Genome-wide profiles of methylation, microRNAs, and gene expression in chemoresistant breast cancer.

He DX, Gu F, Gao F, Hao JJ, Gong D, Gu XT, Mao AQ, Jin J, Fu L, Ma X - Sci Rep (2016)

Integration of RRBS, mRNA-Seq, and sRNA-Seq.(a) Genes whose expression was negatively associated with promoter methylation were used in the integration. Left lanes of the heat map are gene-expression values in MCF-7/ADM (left panel) and /PTX (right panel) versus /WT cells; middle lanes are the DMR values for each gene; right lanes are the expression of predicted miRNAs targeting each gene. (b) Venn diagrams of genes both regulated by methylation and miRNA in resistant versus sensitive comparison groups.
© Copyright Policy - open-access
Related In: Results  -  Collection

License
Show All Figures
getmorefigures.php?uid=PMC4837395&req=5

f3: Integration of RRBS, mRNA-Seq, and sRNA-Seq.(a) Genes whose expression was negatively associated with promoter methylation were used in the integration. Left lanes of the heat map are gene-expression values in MCF-7/ADM (left panel) and /PTX (right panel) versus /WT cells; middle lanes are the DMR values for each gene; right lanes are the expression of predicted miRNAs targeting each gene. (b) Venn diagrams of genes both regulated by methylation and miRNA in resistant versus sensitive comparison groups.
Mentions: In the final step of high-throughput data integration, we investigated both pre- and post-transcriptional control of single genes during the acquisition of chemoresistance by combining mRNA-Seq, RRBS, and sRNA-Seq data (Table S6). In the MCF-7/ADM versus WT and MCF-7/PTX versus WT comparison groups, 223 and 240 genes with considerable overlaps were generated, respectively (Fig. 3a,b). The expression of genes in these lists was negatively correlated with promoter methylation (gene-body methylation was excluded from this part of the analysis because its regulatory mechanism is more complicated than promoter methylation). Meanwhile, all of the miRNAs predicted to target certain genes were listed, and the expression of each gene was negatively regulated by at least one miRNA.
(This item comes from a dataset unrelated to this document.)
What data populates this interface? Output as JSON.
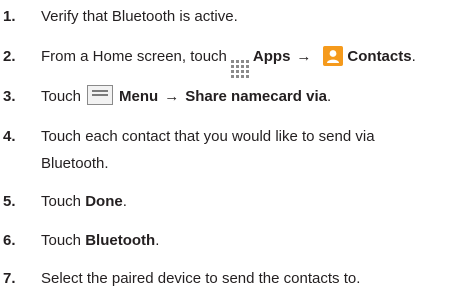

Bottom Line: Cancer chemoresistance is regulated by complex genetic and epigenetic networks.In this study, the features of gene expression, methylation, and microRNA (miRNA) expression were investigated with high-throughput sequencing in human breast cancer MCF-7 cells resistant to adriamycin (MCF-7/ADM) and paclitaxel (MCF-7/PTX).In conclusion, our results have generated a new workflow for the integrated analysis of the effects of miRNAs and methylation on gene expression during the development of chemoresistance.

View Article: PubMed Central - PubMed

Affiliation: National Engineering Laboratory for Cereal Fermentation Technology, Jiangnan University, Wuxi 214122, China.

ABSTRACT
Cancer chemoresistance is regulated by complex genetic and epigenetic networks. In this study, the features of gene expression, methylation, and microRNA (miRNA) expression were investigated with high-throughput sequencing in human breast cancer MCF-7 cells resistant to adriamycin (MCF-7/ADM) and paclitaxel (MCF-7/PTX). We found that: ① both of the chemoresistant cell lines had similar, massive changes in gene expression, methylation, and miRNA expression versus chemosensitive controls. ② Pairwise integration of the data highlighted sets of genes that were regulated by either methylation or miRNAs, and sets of miRNAs whose expression was controlled by DNA methylation in chemoresistant cells. ③ By combining the three sets of high-throughput data, we obtained a list of genes whose expression was regulated by both methylation and miRNAs in chemoresistant cells; ④ Expression of these genes was then validated in clinical breast cancer samples to generate a 17-gene signature that showed good predictive and prognostic power in triple-negative breast cancer patients receiving anthracycline-taxane-based neoadjuvant chemotherapy. In conclusion, our results have generated a new workflow for the integrated analysis of the effects of miRNAs and methylation on gene expression during the development of chemoresistance.

No MeSH data available.


Related in: MedlinePlus